**WHAT NEEDS TO BE DONE:** What is the number of lines in these records with "text" in them? Answer with that number only.

EXERCISE MATERIAL Start Marker

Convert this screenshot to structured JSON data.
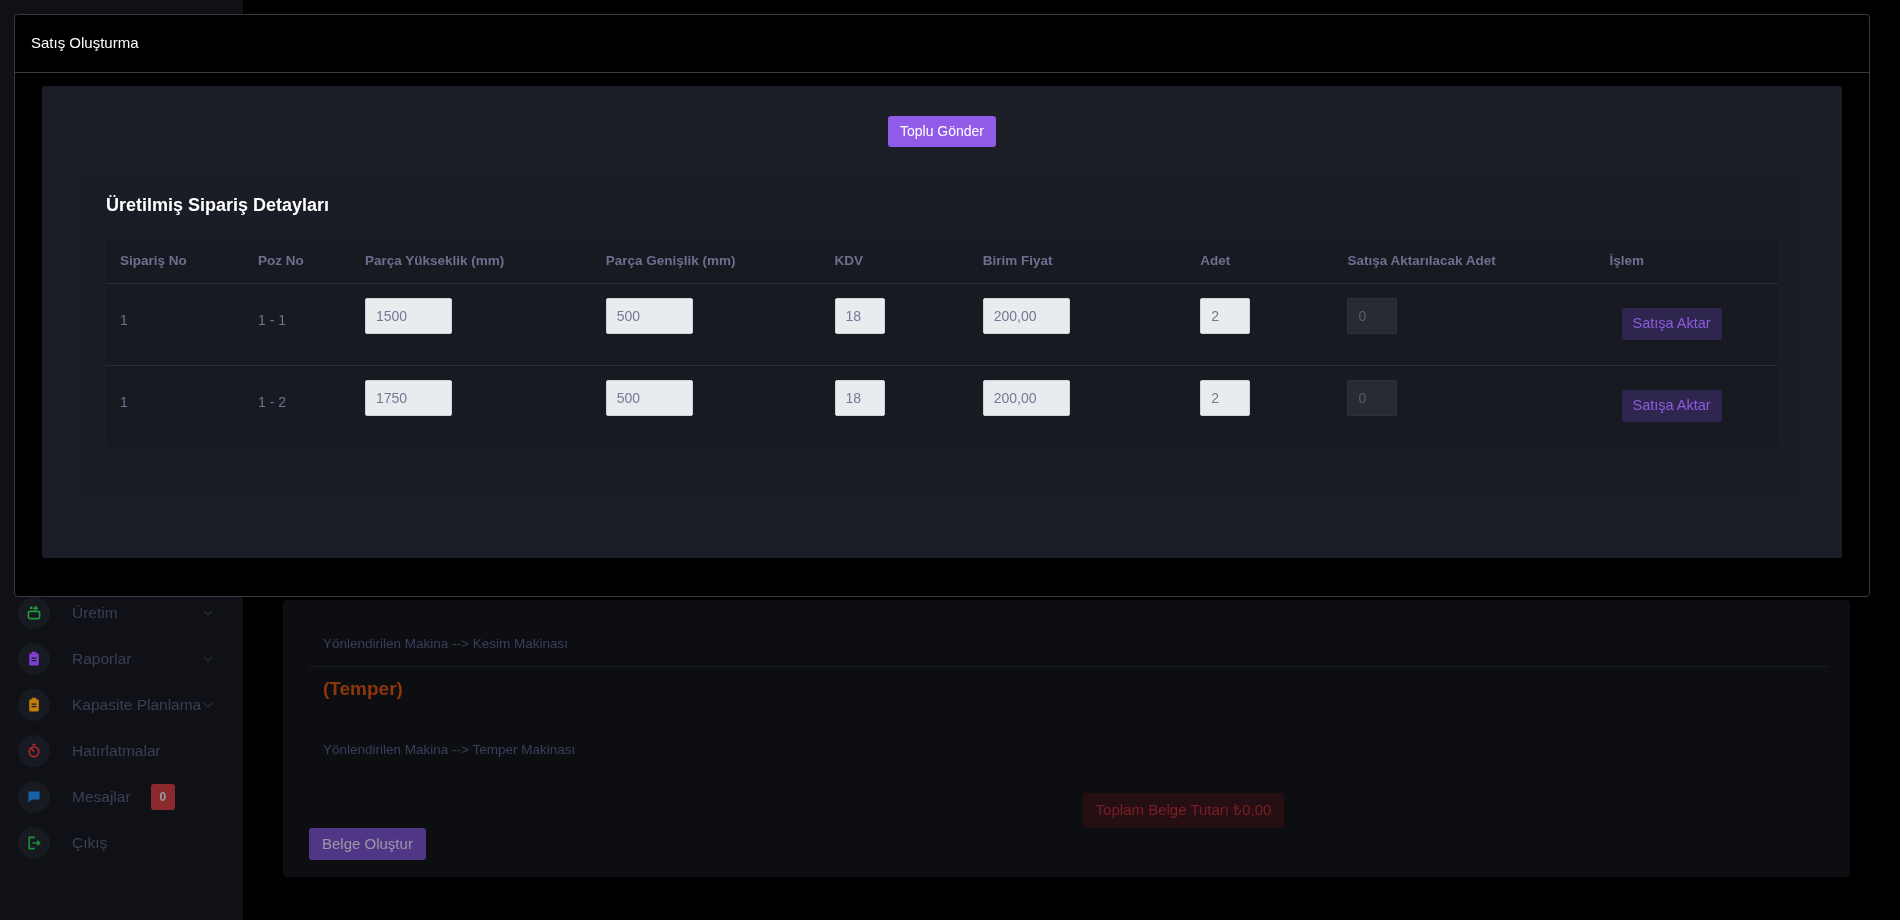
{
  "sidebar": {
    "items": [
      {
        "label": "Üretim",
        "color": "#1f9d3a",
        "expandable": true
      },
      {
        "label": "Raporlar",
        "color": "#7e3fd1",
        "expandable": true
      },
      {
        "label": "Kapasite Planlama",
        "color": "#c07d0a",
        "expandable": true
      },
      {
        "label": "Hatırlatmalar",
        "color": "#b3272d",
        "expandable": false
      },
      {
        "label": "Mesajlar",
        "color": "#1663a8",
        "expandable": false,
        "badge": "0"
      },
      {
        "label": "Çıkış",
        "color": "#1e8f36",
        "expandable": false
      }
    ]
  },
  "main": {
    "routes": [
      {
        "kind": "text",
        "text": "Yönlendirilen Makina --> Kesim Makinası"
      },
      {
        "kind": "heading",
        "text": "(Temper)"
      },
      {
        "kind": "text",
        "text": "Yönlendirilen Makina --> Temper Makinası"
      }
    ],
    "total": "Toplam Belge Tutarı ₺0,00",
    "create_button": "Belge Oluştur"
  },
  "modal": {
    "title": "Satış Oluşturma",
    "bulk_button": "Toplu Gönder",
    "card_title": "Üretilmiş Sipariş Detayları",
    "columns": [
      "Sipariş No",
      "Poz No",
      "Parça Yükseklik (mm)",
      "Parça Genişlik (mm)",
      "KDV",
      "Birim Fiyat",
      "Adet",
      "Satışa Aktarılacak Adet",
      "İşlem"
    ],
    "rows": [
      {
        "order_no": "1",
        "pos_no": "1 - 1",
        "inputs": [
          {
            "value": "1500",
            "disabled": false
          },
          {
            "value": "500",
            "disabled": false
          },
          {
            "value": "18",
            "disabled": false
          },
          {
            "value": "200,00",
            "disabled": false
          },
          {
            "value": "2",
            "disabled": false
          },
          {
            "value": "0",
            "disabled": true
          }
        ],
        "action": "Satışa Aktar"
      },
      {
        "order_no": "1",
        "pos_no": "1 - 2",
        "inputs": [
          {
            "value": "1750",
            "disabled": false
          },
          {
            "value": "500",
            "disabled": false
          },
          {
            "value": "18",
            "disabled": false
          },
          {
            "value": "200,00",
            "disabled": false
          },
          {
            "value": "2",
            "disabled": false
          },
          {
            "value": "0",
            "disabled": true
          }
        ],
        "action": "Satışa Aktar"
      }
    ]
  }
}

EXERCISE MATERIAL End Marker

**ANSWER TO THE EXERCISE:** 5